→ WHAT YOU WILL DO
Find the line containing "Parse this screenshot: output". Reproduce it and every line after it up to the end of the records, exactly as written.

Excerpts from an interface dataset
================

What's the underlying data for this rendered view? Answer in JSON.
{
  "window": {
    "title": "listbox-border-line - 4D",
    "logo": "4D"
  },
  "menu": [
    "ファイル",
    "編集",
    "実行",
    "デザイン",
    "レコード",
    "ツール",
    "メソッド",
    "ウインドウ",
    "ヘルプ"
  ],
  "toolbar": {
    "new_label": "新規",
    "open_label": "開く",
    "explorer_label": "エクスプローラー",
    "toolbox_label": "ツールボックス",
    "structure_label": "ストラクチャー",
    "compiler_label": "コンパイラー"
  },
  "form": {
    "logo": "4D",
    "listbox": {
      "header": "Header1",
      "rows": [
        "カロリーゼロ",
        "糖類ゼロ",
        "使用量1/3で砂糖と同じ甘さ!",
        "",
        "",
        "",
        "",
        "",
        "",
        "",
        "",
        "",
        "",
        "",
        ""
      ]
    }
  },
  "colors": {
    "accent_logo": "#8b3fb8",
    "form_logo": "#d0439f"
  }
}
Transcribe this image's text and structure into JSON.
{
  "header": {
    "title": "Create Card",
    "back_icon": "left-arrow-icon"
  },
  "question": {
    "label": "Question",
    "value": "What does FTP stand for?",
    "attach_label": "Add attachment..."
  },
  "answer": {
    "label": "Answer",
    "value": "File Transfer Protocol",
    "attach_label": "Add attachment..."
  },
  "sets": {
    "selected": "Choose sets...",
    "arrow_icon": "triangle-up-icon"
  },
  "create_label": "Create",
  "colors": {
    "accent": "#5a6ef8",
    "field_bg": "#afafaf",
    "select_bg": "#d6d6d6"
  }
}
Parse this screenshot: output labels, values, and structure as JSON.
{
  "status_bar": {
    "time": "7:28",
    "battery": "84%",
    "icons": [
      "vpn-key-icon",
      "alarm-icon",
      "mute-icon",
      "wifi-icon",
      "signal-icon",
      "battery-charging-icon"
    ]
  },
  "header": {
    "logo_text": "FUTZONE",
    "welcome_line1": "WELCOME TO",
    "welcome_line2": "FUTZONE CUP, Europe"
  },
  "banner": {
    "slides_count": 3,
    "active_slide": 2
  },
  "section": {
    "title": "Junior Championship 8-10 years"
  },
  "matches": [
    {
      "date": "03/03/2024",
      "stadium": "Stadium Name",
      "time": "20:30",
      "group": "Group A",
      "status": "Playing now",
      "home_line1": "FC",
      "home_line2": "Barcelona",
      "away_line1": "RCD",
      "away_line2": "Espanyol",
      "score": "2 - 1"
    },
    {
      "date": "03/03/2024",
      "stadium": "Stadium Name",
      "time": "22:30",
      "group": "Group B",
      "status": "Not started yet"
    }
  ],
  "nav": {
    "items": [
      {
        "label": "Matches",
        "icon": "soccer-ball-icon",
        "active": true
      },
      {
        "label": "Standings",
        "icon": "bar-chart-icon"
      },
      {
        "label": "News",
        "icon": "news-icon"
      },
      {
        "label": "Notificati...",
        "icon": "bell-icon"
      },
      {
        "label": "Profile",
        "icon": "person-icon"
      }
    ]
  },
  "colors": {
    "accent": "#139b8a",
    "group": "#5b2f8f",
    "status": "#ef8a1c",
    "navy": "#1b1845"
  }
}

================

→ SOLUTION TO THIS PROBLEM
Parse this screenshot: output labels, values, and structure as JSON.
{
  "status_bar": {
    "time": "7:28",
    "battery": "84%",
    "icons": [
      "vpn-key-icon",
      "alarm-icon",
      "mute-icon",
      "wifi-icon",
      "signal-icon",
      "battery-charging-icon"
    ]
  },
  "header": {
    "logo_text": "FUTZONE",
    "welcome_line1": "WELCOME TO",
    "welcome_line2": "FUTZONE CUP, Europe"
  },
  "banner": {
    "slides_count": 3,
    "active_slide": 2
  },
  "section": {
    "title": "Junior Championship 8-10 years"
  },
  "matches": [
    {
      "date": "03/03/2024",
      "stadium": "Stadium Name",
      "time": "20:30",
      "group": "Group A",
      "status": "Playing now",
      "home_line1": "FC",
      "home_line2": "Barcelona",
      "away_line1": "RCD",
      "away_line2": "Espanyol",
      "score": "2 - 1"
    },
    {
      "date": "03/03/2024",
      "stadium": "Stadium Name",
      "time": "22:30",
      "group": "Group B",
      "status": "Not started yet"
    }
  ],
  "nav": {
    "items": [
      {
        "label": "Matches",
        "icon": "soccer-ball-icon",
        "active": true
      },
      {
        "label": "Standings",
        "icon": "bar-chart-icon"
      },
      {
        "label": "News",
        "icon": "news-icon"
      },
      {
        "label": "Notificati...",
        "icon": "bell-icon"
      },
      {
        "label": "Profile",
        "icon": "person-icon"
      }
    ]
  },
  "colors": {
    "accent": "#139b8a",
    "group": "#5b2f8f",
    "status": "#ef8a1c",
    "navy": "#1b1845"
  }
}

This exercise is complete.